# Try it
Copy out all lines bearing the word "voice" from the listing below.

# Records for this task

▽

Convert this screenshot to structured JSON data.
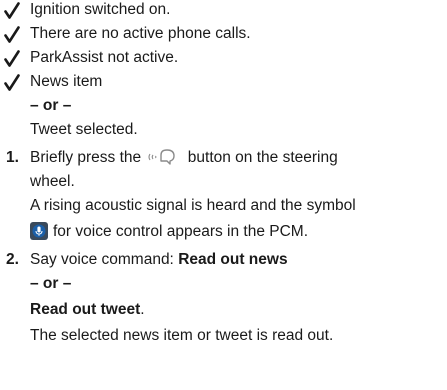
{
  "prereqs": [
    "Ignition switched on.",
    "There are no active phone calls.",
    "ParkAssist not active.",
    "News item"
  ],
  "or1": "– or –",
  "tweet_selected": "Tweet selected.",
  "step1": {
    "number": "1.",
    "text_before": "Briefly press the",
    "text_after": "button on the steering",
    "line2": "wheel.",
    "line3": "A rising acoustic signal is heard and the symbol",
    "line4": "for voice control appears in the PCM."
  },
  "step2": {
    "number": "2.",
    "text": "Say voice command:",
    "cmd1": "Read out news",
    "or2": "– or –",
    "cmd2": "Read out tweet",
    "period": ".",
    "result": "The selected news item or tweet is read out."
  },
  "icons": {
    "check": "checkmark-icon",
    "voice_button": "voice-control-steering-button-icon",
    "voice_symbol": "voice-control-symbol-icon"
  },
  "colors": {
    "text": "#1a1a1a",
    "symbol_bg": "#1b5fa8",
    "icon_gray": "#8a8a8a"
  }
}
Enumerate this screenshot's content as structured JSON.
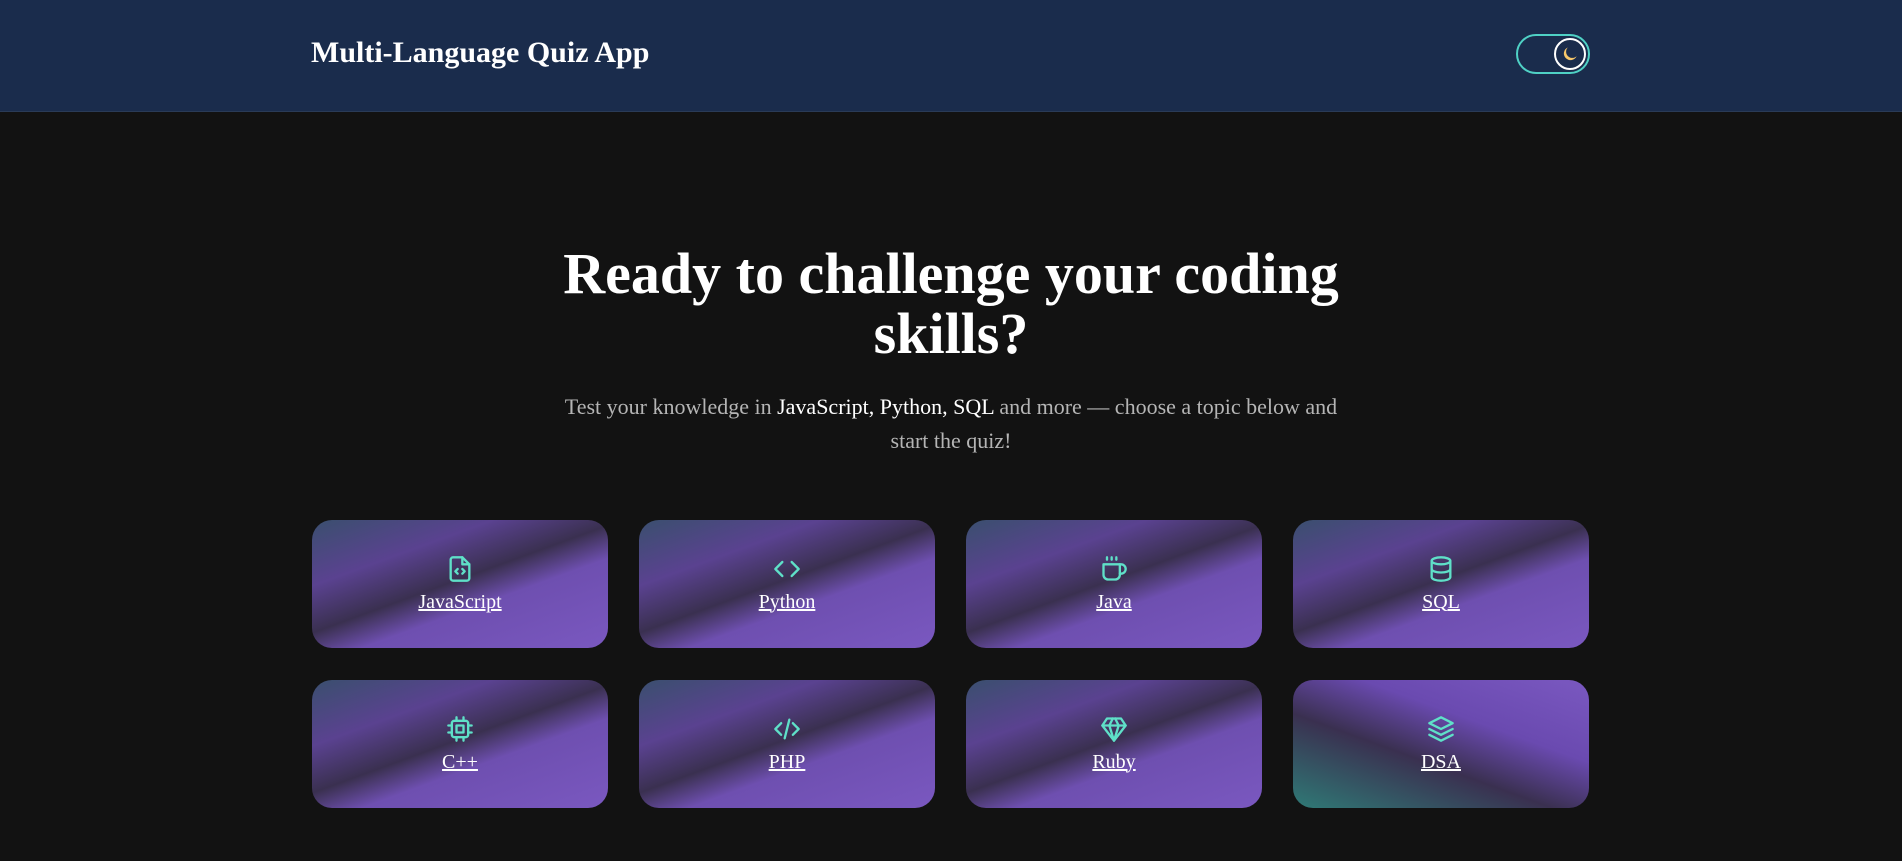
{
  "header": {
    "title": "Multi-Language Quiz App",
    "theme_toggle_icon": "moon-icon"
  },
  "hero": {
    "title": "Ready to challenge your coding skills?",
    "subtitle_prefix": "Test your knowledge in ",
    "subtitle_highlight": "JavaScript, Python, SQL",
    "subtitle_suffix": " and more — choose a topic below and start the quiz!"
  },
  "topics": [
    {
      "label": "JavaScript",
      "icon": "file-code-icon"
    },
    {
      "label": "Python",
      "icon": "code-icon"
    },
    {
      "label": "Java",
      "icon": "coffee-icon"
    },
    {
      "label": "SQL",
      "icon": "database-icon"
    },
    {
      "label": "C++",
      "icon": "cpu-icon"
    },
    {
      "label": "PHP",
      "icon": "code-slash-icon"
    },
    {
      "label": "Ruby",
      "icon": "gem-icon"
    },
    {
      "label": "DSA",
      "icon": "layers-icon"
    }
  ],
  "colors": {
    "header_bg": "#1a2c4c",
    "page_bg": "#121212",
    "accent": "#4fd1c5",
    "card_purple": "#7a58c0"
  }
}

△

# Solution to this problem
    "line4": "for voice control appears in the PCM."
    "text": "Say voice command:",
    "voice_button": "voice-control-steering-button-icon",
    "voice_symbol": "voice-control-symbol-icon"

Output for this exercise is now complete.